**EXERCISE BRIEF:**
Below is a block of records; please copy all of them exactly.

**RECORDS SHOWN:**
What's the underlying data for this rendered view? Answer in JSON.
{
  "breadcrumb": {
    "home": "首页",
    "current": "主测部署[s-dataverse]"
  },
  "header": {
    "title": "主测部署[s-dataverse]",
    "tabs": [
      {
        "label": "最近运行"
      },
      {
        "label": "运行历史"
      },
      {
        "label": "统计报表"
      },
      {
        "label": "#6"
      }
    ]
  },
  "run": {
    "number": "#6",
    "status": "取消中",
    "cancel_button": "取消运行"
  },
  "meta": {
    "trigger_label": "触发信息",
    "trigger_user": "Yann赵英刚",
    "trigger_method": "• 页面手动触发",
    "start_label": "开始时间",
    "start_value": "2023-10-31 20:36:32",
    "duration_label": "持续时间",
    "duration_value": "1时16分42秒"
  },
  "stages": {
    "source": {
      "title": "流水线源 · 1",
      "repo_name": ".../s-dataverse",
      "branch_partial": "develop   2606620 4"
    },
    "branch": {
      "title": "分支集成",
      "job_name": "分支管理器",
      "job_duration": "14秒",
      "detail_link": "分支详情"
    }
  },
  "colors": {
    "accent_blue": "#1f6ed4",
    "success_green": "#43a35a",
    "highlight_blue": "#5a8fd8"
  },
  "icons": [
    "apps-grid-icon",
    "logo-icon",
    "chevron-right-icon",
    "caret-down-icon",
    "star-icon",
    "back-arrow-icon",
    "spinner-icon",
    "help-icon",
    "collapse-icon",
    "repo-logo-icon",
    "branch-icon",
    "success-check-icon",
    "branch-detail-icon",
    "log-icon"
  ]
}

**RESPONSE TO THIS EXERCISE:**
What's the underlying data for this rendered view? Answer in JSON.
{
  "breadcrumb": {
    "home": "首页",
    "current": "主测部署[s-dataverse]"
  },
  "header": {
    "title": "主测部署[s-dataverse]",
    "tabs": [
      {
        "label": "最近运行"
      },
      {
        "label": "运行历史"
      },
      {
        "label": "统计报表"
      },
      {
        "label": "#6"
      }
    ]
  },
  "run": {
    "number": "#6",
    "status": "取消中",
    "cancel_button": "取消运行"
  },
  "meta": {
    "trigger_label": "触发信息",
    "trigger_user": "Yann赵英刚",
    "trigger_method": "• 页面手动触发",
    "start_label": "开始时间",
    "start_value": "2023-10-31 20:36:32",
    "duration_label": "持续时间",
    "duration_value": "1时16分42秒"
  },
  "stages": {
    "source": {
      "title": "流水线源 · 1",
      "repo_name": ".../s-dataverse",
      "branch_partial": "develop   2606620 4"
    },
    "branch": {
      "title": "分支集成",
      "job_name": "分支管理器",
      "job_duration": "14秒",
      "detail_link": "分支详情"
    }
  },
  "colors": {
    "accent_blue": "#1f6ed4",
    "success_green": "#43a35a",
    "highlight_blue": "#5a8fd8"
  },
  "icons": [
    "apps-grid-icon",
    "logo-icon",
    "chevron-right-icon",
    "caret-down-icon",
    "star-icon",
    "back-arrow-icon",
    "spinner-icon",
    "help-icon",
    "collapse-icon",
    "repo-logo-icon",
    "branch-icon",
    "success-check-icon",
    "branch-detail-icon",
    "log-icon"
  ]
}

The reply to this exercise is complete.